Top 10 Queen Performances From the Freddie Mercury Tribute Concert
On April 20, 1992, musicians from virtually every genre banded together at London's Wembley Stadium to pay tribute to Queen's Freddie Mercury. The one-of-a-kind entertainer and vocalist passed away on Nov. 24, 1991 from bronchopneumonia brought on by AIDS, and his former bandmates brought together his many friends and admirers to honor his legacy, and raise money for AIDS-related charities.
While many of the acts appearing on stage performed a generous helping of their own original material, the sparks flew when Queen's three surviving members joined with the guests to perform some of the band's best-loved songs. Here is our list of the Top 10 Queen Performances from the Freddie Mercury Tribute Concert.
The various eras of Queen were on display throughout the Freddie Mercury Tribute Concert. And while many understandably favor the group's biggest hits, this gem from Queen's 1984 record The Works stands out as a highlight. While Paul Young doesn't quite have the chops to match Freddie's vocals on this song, there is something about watching 100,000 people all clap in unison that sends a chill up our spines.
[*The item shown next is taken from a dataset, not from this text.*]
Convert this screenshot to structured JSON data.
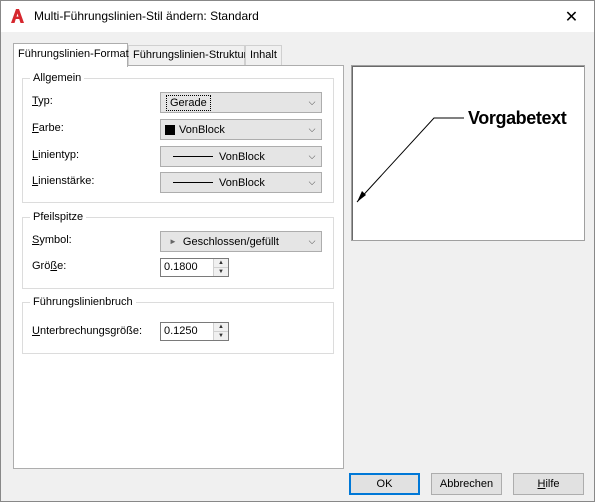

What better way to begin our list of the Top 10 Queen Performances from the Freddie Mercury Tribute Concert?
While Extreme might have been pegged as a power ballad band for their 1990 mega-hit "More Than Words," future Van Halen vocalist Gary Cherone cuts loose in delivering a great vocal performance on "Hammer To Fall." Black Sabbath's Tony Iommi seems more than content to play the sideman in the song, faithfully adding rhythm guitar before he too spreads his wings to take the song's final guitar solo. Cherone's hip-swaying can be a little much to take but given the size of the audience that he was performing in front of, it is understandable for that enthusiasm to manifest itself in unexpected ways.
Considering that Robert Plant had lived through the death of a bandmate with John Bonham's passing, it is fitting that Queen would ask Plant to tackle the the title track from 1991's Innuendo. That was, sadly, to be Freddie Mercury's final album with Queen. Plant's vocal performance on the song is appropriately passionate; he and the members of Queen then playfully launch into "Crazy Little Thing Called Love," eliciting a wild response from the audience.
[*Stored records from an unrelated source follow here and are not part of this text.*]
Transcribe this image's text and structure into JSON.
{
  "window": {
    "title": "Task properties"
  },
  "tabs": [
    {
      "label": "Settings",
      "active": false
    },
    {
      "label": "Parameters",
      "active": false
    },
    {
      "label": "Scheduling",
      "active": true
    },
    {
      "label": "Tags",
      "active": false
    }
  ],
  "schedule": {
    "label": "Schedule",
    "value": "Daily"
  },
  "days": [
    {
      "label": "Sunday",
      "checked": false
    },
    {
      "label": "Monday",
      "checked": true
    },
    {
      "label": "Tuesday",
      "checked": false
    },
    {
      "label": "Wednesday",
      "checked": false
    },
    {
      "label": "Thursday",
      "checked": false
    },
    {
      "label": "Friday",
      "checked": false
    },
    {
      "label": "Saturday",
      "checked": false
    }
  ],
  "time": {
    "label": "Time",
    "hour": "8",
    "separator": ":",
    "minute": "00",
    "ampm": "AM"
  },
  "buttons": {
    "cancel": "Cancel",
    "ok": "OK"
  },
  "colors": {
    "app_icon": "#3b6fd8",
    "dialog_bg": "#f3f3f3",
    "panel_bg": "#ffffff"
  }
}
Many frontmen have a natural sort of charisma that ultimately draw people into the band. Freddie Mercury was one of those frontmen. Guns N' Roses' Axl Rose is another. What you see is largely what you get with the song but that isn't necessarily a bad thing. There is nothing in the way of surprise moments to be found in the all-too-short video. Rose more than capably commands attention on the legendary song while the sing-along from the audience during the chorus is an absolute thing of beauty, closing out the first half of our list of the Top 10 Queen Performances from the Freddie Mercury Tribute Concert in style.
It should serve as little surprise that Metallica's James Hetfield would have show up to sing this heavy-hitting track from Queen's 1974 record Sheer Heart Attack. Metallica previously covered the song on Rubaiyat: Elektra's 40th Anniversary. The only thing that's a little strange is seeing Hetfield perform without a guitar strapped around his neck. Still, his on-stage enthusiasm is contagious, as evidenced by the brief interaction with Queen drummer Roger Taylor at approximately two minutes in the video.
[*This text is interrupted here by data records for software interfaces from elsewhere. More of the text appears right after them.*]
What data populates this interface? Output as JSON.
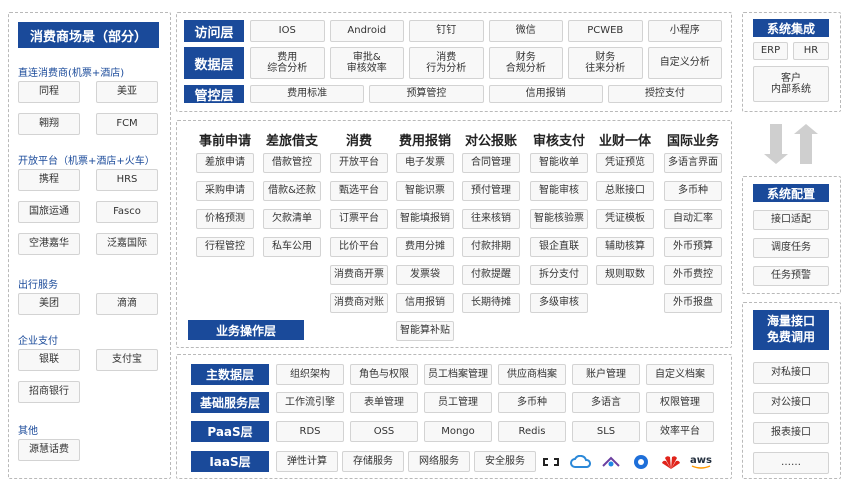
{
  "left": {
    "title": "消费商场景（部分）",
    "sections": [
      {
        "label": "直连消费商(机票+酒店)",
        "items": [
          "同程",
          "美亚",
          "翱翔",
          "FCM"
        ]
      },
      {
        "label": "开放平台（机票+酒店+火车）",
        "items": [
          "携程",
          "HRS",
          "国旅运通",
          "Fasco",
          "空港嘉华",
          "泛嘉国际"
        ]
      },
      {
        "label": "出行服务",
        "items": [
          "美团",
          "滴滴"
        ]
      },
      {
        "label": "企业支付",
        "items": [
          "银联",
          "支付宝",
          "招商银行"
        ]
      },
      {
        "label": "其他",
        "items": [
          "源慧话费"
        ]
      }
    ]
  },
  "top": {
    "rows": [
      {
        "label": "访问层",
        "items": [
          "IOS",
          "Android",
          "钉钉",
          "微信",
          "PCWEB",
          "小程序"
        ]
      },
      {
        "label": "数据层",
        "items": [
          "费用\n综合分析",
          "审批&\n审核效率",
          "消费\n行为分析",
          "财务\n合规分析",
          "财务\n往来分析",
          "自定义分析"
        ]
      },
      {
        "label": "管控层",
        "items": [
          "费用标准",
          "预算管控",
          "信用报销",
          "授控支付"
        ]
      }
    ]
  },
  "business": {
    "columns": [
      {
        "title": "事前申请",
        "items": [
          "差旅申请",
          "采购申请",
          "价格预测",
          "行程管控"
        ]
      },
      {
        "title": "差旅借支",
        "items": [
          "借款管控",
          "借款&还款",
          "欠款清单",
          "私车公用"
        ]
      },
      {
        "title": "消费",
        "items": [
          "开放平台",
          "甄选平台",
          "订票平台",
          "比价平台",
          "消费商开票",
          "消费商对账"
        ]
      },
      {
        "title": "费用报销",
        "items": [
          "电子发票",
          "智能识票",
          "智能填报销",
          "费用分摊",
          "发票袋",
          "信用报销",
          "智能算补贴"
        ]
      },
      {
        "title": "对公报账",
        "items": [
          "合同管理",
          "预付管理",
          "往来核销",
          "付款排期",
          "付款提醒",
          "长期待摊"
        ]
      },
      {
        "title": "审核支付",
        "items": [
          "智能收单",
          "智能审核",
          "智能核验票",
          "银企直联",
          "拆分支付",
          "多级审核"
        ]
      },
      {
        "title": "业财一体",
        "items": [
          "凭证预览",
          "总账接口",
          "凭证模板",
          "辅助核算",
          "规则取数"
        ]
      },
      {
        "title": "国际业务",
        "items": [
          "多语言界面",
          "多币种",
          "自动汇率",
          "外币预算",
          "外币费控",
          "外币报盘"
        ]
      }
    ],
    "label": "业务操作层"
  },
  "bottom": {
    "rows": [
      {
        "label": "主数据层",
        "items": [
          "组织架构",
          "角色与权限",
          "员工档案管理",
          "供应商档案",
          "账户管理",
          "自定义档案"
        ]
      },
      {
        "label": "基础服务层",
        "items": [
          "工作流引擎",
          "表单管理",
          "员工管理",
          "多币种",
          "多语言",
          "权限管理"
        ]
      },
      {
        "label": "PaaS层",
        "items": [
          "RDS",
          "OSS",
          "Mongo",
          "Redis",
          "SLS",
          "效率平台"
        ]
      },
      {
        "label": "IaaS层",
        "items": [
          "弹性计算",
          "存储服务",
          "网络服务",
          "安全服务"
        ]
      }
    ],
    "cloud_logos": [
      "aws"
    ]
  },
  "right": {
    "integration": {
      "title": "系统集成",
      "items": [
        "ERP",
        "HR",
        "客户\n内部系统"
      ]
    },
    "config": {
      "title": "系统配置",
      "items": [
        "接口适配",
        "调度任务",
        "任务预警"
      ]
    },
    "api": {
      "title": "海量接口\n免费调用",
      "items": [
        "对私接口",
        "对公接口",
        "报表接口",
        "……"
      ]
    }
  },
  "colors": {
    "brand": "#1a4a9a",
    "section_text": "#1a4a9a",
    "cell_bg": "#f8f8f8",
    "cell_border": "#d3d3d3"
  }
}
Forget "Wake Me Up (Before You Go Go)," George Michael proves himself a more than worthy vocalist to honor Freddie Mercury with his performance on "Somebody To Love." Fleshed out by a gospel-influenced chorus who help to provide an upbeat slant to the song, Michael has little difficulty in delivering a solid take on Mercury's varied vocal range in the song.
Originally released on Queen's 1982 album Hot Space as a duet with the legendary David Bowie, "Under Pressure" was performed by Bowie and Eurythmics' Annie Lennox during the Freddie Mercury Tribute Concert. Although Lennox's performance is a little on the melodramatic side at times, Bowie's steady, calm demeanor helps keep the performance in balance.
Passion. That is the first word that comes to mind when watching Elton John's electrifying performance of "The Show Must Go On." Found on Queen's final studio album with Mercury, it was arguably the most appropriately performed song during the whole concert – considering that mortality isn't something that people are often willing to contemplate in such an open forum. With John at the helm, however, fans could take solace in Mercury's steadfast words of encouragement.
Originally issued in 1975, "Bohemian Rhapsody" was becoming a hit all over again thanks to that famous scene from Wayne's World, released just weeks before in February of 1992. This take, which tops our list of the Top 10 Queen Performances from the Freddie Mercury Tribute Concert, starts out with Elton John doing an amazing job handling the first half of the song before Axl Rose bursts onto the stage to sing the very rocking second half. After the pre-recorded mid-section of the song, Rose's energy lends an extra urgency to the song before ending with John and Rose arm-in-arm. This track is arguably one of the best representations of exactly what Queen stood for musically, expertly delivered by musical legends in their own right.